Bulao highlighted the economic picture of the province by discussing the Regional Economic Activity, citing the drop in the Gross Domestic Product (GDP) in the region by 8.2 % during the surge of the pandemic, and the closure of some industries due to restrictions. He also noted that in 2019 the province ranked 49th among the provinces of the country, registering “Medium Human Development” in the Human Development Index, a tool used in monitoring a person’s literacy, life expectancy and per capita income.
Bulao emphasized that the unemployment rate in Camarines Sur increased by 8.9 % on average during the pandemic due to the lockdowns and decrease of demand from certain industries.

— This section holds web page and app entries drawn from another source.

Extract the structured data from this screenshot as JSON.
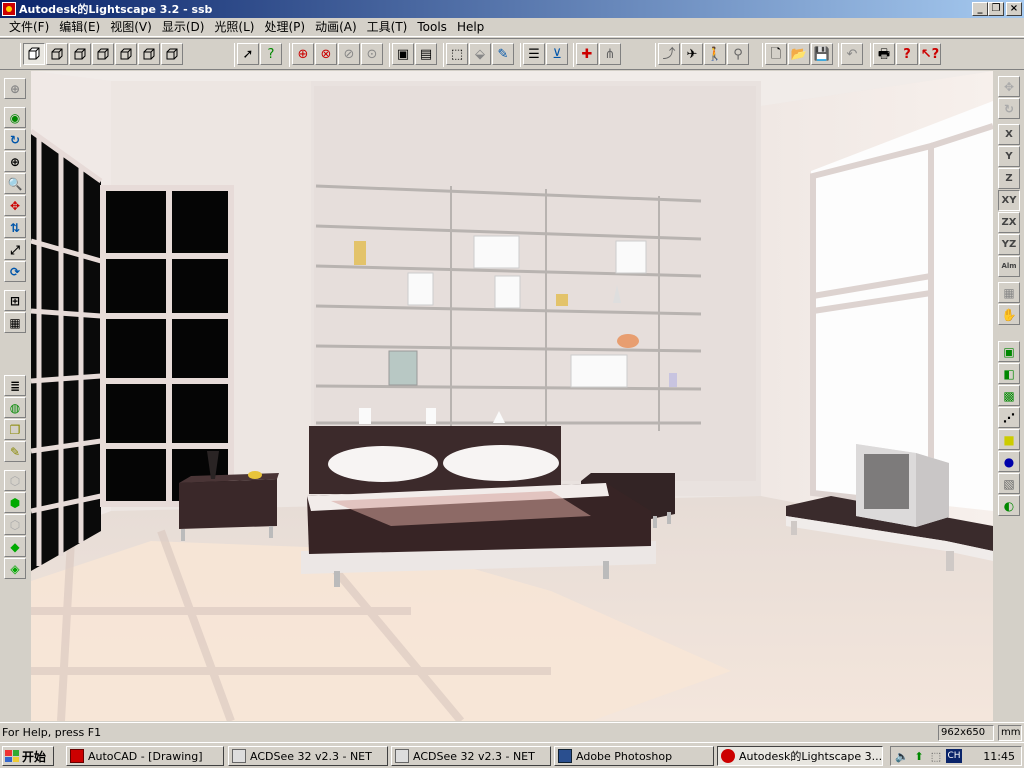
{
  "window": {
    "title": "Autodesk的Lightscape 3.2  - ssb"
  },
  "menu": [
    "文件(F)",
    "编辑(E)",
    "视图(V)",
    "显示(D)",
    "光照(L)",
    "处理(P)",
    "动画(A)",
    "工具(T)",
    "Tools",
    "Help"
  ],
  "axis_buttons": [
    "X",
    "Y",
    "Z",
    "XY",
    "ZX",
    "YZ",
    "Alm"
  ],
  "status": {
    "help": "For Help, press F1",
    "size": "962x650",
    "unit": "mm"
  },
  "taskbar": {
    "start": "开始",
    "tasks": [
      {
        "label": "AutoCAD - [Drawing]",
        "icon": "autocad-icon"
      },
      {
        "label": "ACDSee 32 v2.3 - NET",
        "icon": "acdsee-icon"
      },
      {
        "label": "ACDSee 32 v2.3 - NET",
        "icon": "acdsee-icon"
      },
      {
        "label": "Adobe Photoshop",
        "icon": "photoshop-icon"
      },
      {
        "label": "Autodesk的Lightscape 3....",
        "icon": "lightscape-icon",
        "active": true
      }
    ],
    "tray": {
      "ime": "CH",
      "clock": "11:45"
    }
  }
}
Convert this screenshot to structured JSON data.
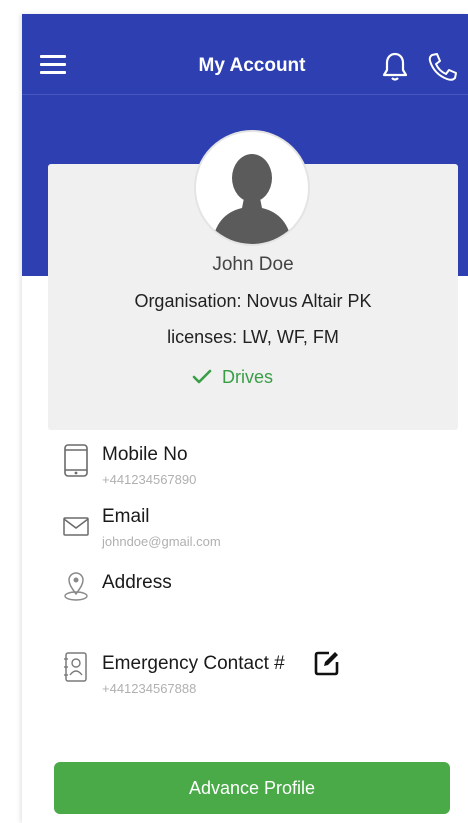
{
  "header": {
    "title": "My Account",
    "menu_icon": "hamburger-menu-icon",
    "notifications_icon": "bell-icon",
    "call_icon": "phone-icon",
    "color": "#2d3fb1"
  },
  "profile": {
    "avatar_icon": "user-avatar-icon",
    "name": "John Doe",
    "organisation": "Organisation: Novus Altair PK",
    "licenses": "licenses: LW, WF, FM",
    "drives_label": "Drives",
    "drives_icon": "check-icon",
    "drives_color": "#3a9e47",
    "card_color": "#f0f0f0"
  },
  "contact": {
    "mobile": {
      "label": "Mobile No",
      "value": "+441234567890",
      "icon": "mobile-phone-icon"
    },
    "email": {
      "label": "Email",
      "value": "johndoe@gmail.com",
      "icon": "envelope-icon"
    },
    "address": {
      "label": "Address",
      "value": "",
      "icon": "location-pin-icon"
    },
    "emergency": {
      "label": "Emergency Contact #",
      "value": "+441234567888",
      "icon": "contact-book-icon",
      "edit_icon": "edit-icon"
    }
  },
  "actions": {
    "advance_profile_label": "Advance Profile",
    "button_color": "#4aaa48"
  }
}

He also said that the increase in poverty incidence among families in the province grew from 19.3% in 2018 to 34.6% in 2021. He notes that those who suffer in poverty come from the marginalized sectors, particularly the farmers and fisherfolks.
In terms of pandemic response, Bulao underscored that the Bicol Region has a vaccination rate of 55.68%, which is still under the 70-80% needed for herd immunity, which would bring positive impact on the local economy by improving mobility.
For the political landscape, Bulao discussed the impact of presidential aspirant, Vice-President Leni Robredo, on the political picture in Camarines Sur. Unlike in other countries wherein a two-party system is observed, Philippine elections consist of multiple parties fielding candidates in electoral posts; however, opposing local parties and politicians in the province, even those vying for the same post, have endorsed Robredo’s run for the presidency. However, he also pointed out that there are certain politicians within the province and region who have aligned themselves with the candidacy of Ferdinand Marcos Jr., thus challenging the “Solid Leni Bicol” mantra.
Bulao concluded his presentation by encouraging the participants to do their part as citizens of the country for its betterment and advancement.
The OSA invited Renne Gumba, Chief of the Naga City Public Safety Office and Atty. Ma. Carmela Peña, Director of the ADNU Ignatian Legal Apostolate Office to be the reactors during the open forum, followed by the “Question and Answer” segment with the participants, who asked questions pertaining to the upcoming elections, certain candidates, issues regarding corruption, and the like. Dr. Marshal Q. Murillo, Deputy Director of ADNU Center for Local Governance, served as the emcee and moderator of the webinar.
Watch the webinar thru this link: https://tinyurl.com/NatSit2022